* YOUR INSTRUCTIONS: Print out the data below with every line intact.

* LISTED RECORDS:

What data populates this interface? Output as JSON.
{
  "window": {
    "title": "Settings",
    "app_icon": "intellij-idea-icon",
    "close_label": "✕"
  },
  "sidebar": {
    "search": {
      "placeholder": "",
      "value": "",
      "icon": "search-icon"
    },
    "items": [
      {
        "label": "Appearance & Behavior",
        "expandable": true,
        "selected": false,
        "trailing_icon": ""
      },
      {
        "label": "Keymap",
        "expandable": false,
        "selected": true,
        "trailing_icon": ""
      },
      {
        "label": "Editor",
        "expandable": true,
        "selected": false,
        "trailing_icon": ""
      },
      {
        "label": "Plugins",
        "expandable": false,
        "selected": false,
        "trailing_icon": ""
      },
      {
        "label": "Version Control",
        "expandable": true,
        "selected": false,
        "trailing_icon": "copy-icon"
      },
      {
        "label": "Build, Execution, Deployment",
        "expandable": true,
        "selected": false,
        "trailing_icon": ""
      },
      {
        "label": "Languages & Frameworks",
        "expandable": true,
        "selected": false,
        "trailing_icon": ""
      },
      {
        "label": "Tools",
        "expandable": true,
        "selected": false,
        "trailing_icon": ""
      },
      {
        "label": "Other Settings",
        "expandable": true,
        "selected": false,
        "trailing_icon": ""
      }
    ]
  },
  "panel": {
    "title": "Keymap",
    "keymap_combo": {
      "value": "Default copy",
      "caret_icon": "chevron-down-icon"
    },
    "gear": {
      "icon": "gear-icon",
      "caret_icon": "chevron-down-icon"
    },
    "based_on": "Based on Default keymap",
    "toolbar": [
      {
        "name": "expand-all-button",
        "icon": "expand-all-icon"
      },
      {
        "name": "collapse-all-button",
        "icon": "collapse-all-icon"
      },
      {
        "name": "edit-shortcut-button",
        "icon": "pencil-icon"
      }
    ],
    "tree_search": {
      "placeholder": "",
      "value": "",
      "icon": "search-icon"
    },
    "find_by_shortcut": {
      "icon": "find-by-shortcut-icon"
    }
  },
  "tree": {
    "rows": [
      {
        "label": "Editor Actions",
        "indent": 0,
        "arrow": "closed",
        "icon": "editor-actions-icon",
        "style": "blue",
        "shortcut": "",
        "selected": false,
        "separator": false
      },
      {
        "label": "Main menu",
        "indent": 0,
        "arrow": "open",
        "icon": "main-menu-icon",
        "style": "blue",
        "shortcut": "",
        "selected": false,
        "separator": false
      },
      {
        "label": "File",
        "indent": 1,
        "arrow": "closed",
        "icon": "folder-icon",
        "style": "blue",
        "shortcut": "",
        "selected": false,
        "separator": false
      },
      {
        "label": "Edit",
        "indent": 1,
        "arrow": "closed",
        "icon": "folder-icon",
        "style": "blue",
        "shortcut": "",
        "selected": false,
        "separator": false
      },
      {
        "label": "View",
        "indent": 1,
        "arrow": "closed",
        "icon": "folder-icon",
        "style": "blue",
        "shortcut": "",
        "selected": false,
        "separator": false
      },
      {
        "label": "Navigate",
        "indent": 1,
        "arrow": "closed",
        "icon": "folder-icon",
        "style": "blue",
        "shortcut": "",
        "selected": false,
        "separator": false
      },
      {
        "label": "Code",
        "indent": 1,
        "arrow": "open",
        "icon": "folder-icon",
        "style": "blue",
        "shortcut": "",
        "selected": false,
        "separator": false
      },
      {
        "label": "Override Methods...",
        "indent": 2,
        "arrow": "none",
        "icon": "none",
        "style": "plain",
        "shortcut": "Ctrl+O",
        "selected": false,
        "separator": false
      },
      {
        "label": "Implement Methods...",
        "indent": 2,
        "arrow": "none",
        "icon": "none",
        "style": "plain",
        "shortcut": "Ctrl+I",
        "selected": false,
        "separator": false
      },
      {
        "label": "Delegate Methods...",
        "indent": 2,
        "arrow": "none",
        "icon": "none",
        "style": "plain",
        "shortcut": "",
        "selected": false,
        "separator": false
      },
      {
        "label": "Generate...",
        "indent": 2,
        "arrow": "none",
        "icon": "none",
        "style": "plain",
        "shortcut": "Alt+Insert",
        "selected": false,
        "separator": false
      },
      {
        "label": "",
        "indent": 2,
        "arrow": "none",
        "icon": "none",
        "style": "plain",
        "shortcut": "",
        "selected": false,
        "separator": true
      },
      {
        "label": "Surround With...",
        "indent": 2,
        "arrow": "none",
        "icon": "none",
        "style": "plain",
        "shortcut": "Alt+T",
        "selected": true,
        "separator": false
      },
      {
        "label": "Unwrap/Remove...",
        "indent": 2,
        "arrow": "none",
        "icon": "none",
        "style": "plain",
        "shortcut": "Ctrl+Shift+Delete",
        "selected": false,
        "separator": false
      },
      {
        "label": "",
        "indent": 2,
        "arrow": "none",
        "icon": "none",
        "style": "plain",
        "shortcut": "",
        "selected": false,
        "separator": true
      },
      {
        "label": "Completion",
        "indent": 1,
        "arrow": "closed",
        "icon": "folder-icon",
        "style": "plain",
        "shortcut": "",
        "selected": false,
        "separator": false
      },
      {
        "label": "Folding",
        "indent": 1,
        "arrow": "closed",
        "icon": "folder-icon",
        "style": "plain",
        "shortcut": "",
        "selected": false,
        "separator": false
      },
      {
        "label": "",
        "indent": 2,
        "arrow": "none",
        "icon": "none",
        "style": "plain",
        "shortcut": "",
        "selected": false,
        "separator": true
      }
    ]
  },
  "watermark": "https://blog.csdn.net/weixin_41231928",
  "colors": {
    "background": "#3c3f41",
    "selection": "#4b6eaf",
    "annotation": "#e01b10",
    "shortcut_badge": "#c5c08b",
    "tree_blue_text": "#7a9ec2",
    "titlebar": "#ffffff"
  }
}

* WRITTEN SOLUTION:
What data populates this interface? Output as JSON.
{
  "window": {
    "title": "Settings",
    "app_icon": "intellij-idea-icon",
    "close_label": "✕"
  },
  "sidebar": {
    "search": {
      "placeholder": "",
      "value": "",
      "icon": "search-icon"
    },
    "items": [
      {
        "label": "Appearance & Behavior",
        "expandable": true,
        "selected": false,
        "trailing_icon": ""
      },
      {
        "label": "Keymap",
        "expandable": false,
        "selected": true,
        "trailing_icon": ""
      },
      {
        "label": "Editor",
        "expandable": true,
        "selected": false,
        "trailing_icon": ""
      },
      {
        "label": "Plugins",
        "expandable": false,
        "selected": false,
        "trailing_icon": ""
      },
      {
        "label": "Version Control",
        "expandable": true,
        "selected": false,
        "trailing_icon": "copy-icon"
      },
      {
        "label": "Build, Execution, Deployment",
        "expandable": true,
        "selected": false,
        "trailing_icon": ""
      },
      {
        "label": "Languages & Frameworks",
        "expandable": true,
        "selected": false,
        "trailing_icon": ""
      },
      {
        "label": "Tools",
        "expandable": true,
        "selected": false,
        "trailing_icon": ""
      },
      {
        "label": "Other Settings",
        "expandable": true,
        "selected": false,
        "trailing_icon": ""
      }
    ]
  },
  "panel": {
    "title": "Keymap",
    "keymap_combo": {
      "value": "Default copy",
      "caret_icon": "chevron-down-icon"
    },
    "gear": {
      "icon": "gear-icon",
      "caret_icon": "chevron-down-icon"
    },
    "based_on": "Based on Default keymap",
    "toolbar": [
      {
        "name": "expand-all-button",
        "icon": "expand-all-icon"
      },
      {
        "name": "collapse-all-button",
        "icon": "collapse-all-icon"
      },
      {
        "name": "edit-shortcut-button",
        "icon": "pencil-icon"
      }
    ],
    "tree_search": {
      "placeholder": "",
      "value": "",
      "icon": "search-icon"
    },
    "find_by_shortcut": {
      "icon": "find-by-shortcut-icon"
    }
  },
  "tree": {
    "rows": [
      {
        "label": "Editor Actions",
        "indent": 0,
        "arrow": "closed",
        "icon": "editor-actions-icon",
        "style": "blue",
        "shortcut": "",
        "selected": false,
        "separator": false
      },
      {
        "label": "Main menu",
        "indent": 0,
        "arrow": "open",
        "icon": "main-menu-icon",
        "style": "blue",
        "shortcut": "",
        "selected": false,
        "separator": false
      },
      {
        "label": "File",
        "indent": 1,
        "arrow": "closed",
        "icon": "folder-icon",
        "style": "blue",
        "shortcut": "",
        "selected": false,
        "separator": false
      },
      {
        "label": "Edit",
        "indent": 1,
        "arrow": "closed",
        "icon": "folder-icon",
        "style": "blue",
        "shortcut": "",
        "selected": false,
        "separator": false
      },
      {
        "label": "View",
        "indent": 1,
        "arrow": "closed",
        "icon": "folder-icon",
        "style": "blue",
        "shortcut": "",
        "selected": false,
        "separator": false
      },
      {
        "label": "Navigate",
        "indent": 1,
        "arrow": "closed",
        "icon": "folder-icon",
        "style": "blue",
        "shortcut": "",
        "selected": false,
        "separator": false
      },
      {
        "label": "Code",
        "indent": 1,
        "arrow": "open",
        "icon": "folder-icon",
        "style": "blue",
        "shortcut": "",
        "selected": false,
        "separator": false
      },
      {
        "label": "Override Methods...",
        "indent": 2,
        "arrow": "none",
        "icon": "none",
        "style": "plain",
        "shortcut": "Ctrl+O",
        "selected": false,
        "separator": false
      },
      {
        "label": "Implement Methods...",
        "indent": 2,
        "arrow": "none",
        "icon": "none",
        "style": "plain",
        "shortcut": "Ctrl+I",
        "selected": false,
        "separator": false
      },
      {
        "label": "Delegate Methods...",
        "indent": 2,
        "arrow": "none",
        "icon": "none",
        "style": "plain",
        "shortcut": "",
        "selected": false,
        "separator": false
      },
      {
        "label": "Generate...",
        "indent": 2,
        "arrow": "none",
        "icon": "none",
        "style": "plain",
        "shortcut": "Alt+Insert",
        "selected": false,
        "separator": false
      },
      {
        "label": "",
        "indent": 2,
        "arrow": "none",
        "icon": "none",
        "style": "plain",
        "shortcut": "",
        "selected": false,
        "separator": true
      },
      {
        "label": "Surround With...",
        "indent": 2,
        "arrow": "none",
        "icon": "none",
        "style": "plain",
        "shortcut": "Alt+T",
        "selected": true,
        "separator": false
      },
      {
        "label": "Unwrap/Remove...",
        "indent": 2,
        "arrow": "none",
        "icon": "none",
        "style": "plain",
        "shortcut": "Ctrl+Shift+Delete",
        "selected": false,
        "separator": false
      },
      {
        "label": "",
        "indent": 2,
        "arrow": "none",
        "icon": "none",
        "style": "plain",
        "shortcut": "",
        "selected": false,
        "separator": true
      },
      {
        "label": "Completion",
        "indent": 1,
        "arrow": "closed",
        "icon": "folder-icon",
        "style": "plain",
        "shortcut": "",
        "selected": false,
        "separator": false
      },
      {
        "label": "Folding",
        "indent": 1,
        "arrow": "closed",
        "icon": "folder-icon",
        "style": "plain",
        "shortcut": "",
        "selected": false,
        "separator": false
      },
      {
        "label": "",
        "indent": 2,
        "arrow": "none",
        "icon": "none",
        "style": "plain",
        "shortcut": "",
        "selected": false,
        "separator": true
      }
    ]
  },
  "watermark": "https://blog.csdn.net/weixin_41231928",
  "colors": {
    "background": "#3c3f41",
    "selection": "#4b6eaf",
    "annotation": "#e01b10",
    "shortcut_badge": "#c5c08b",
    "tree_blue_text": "#7a9ec2",
    "titlebar": "#ffffff"
  }
}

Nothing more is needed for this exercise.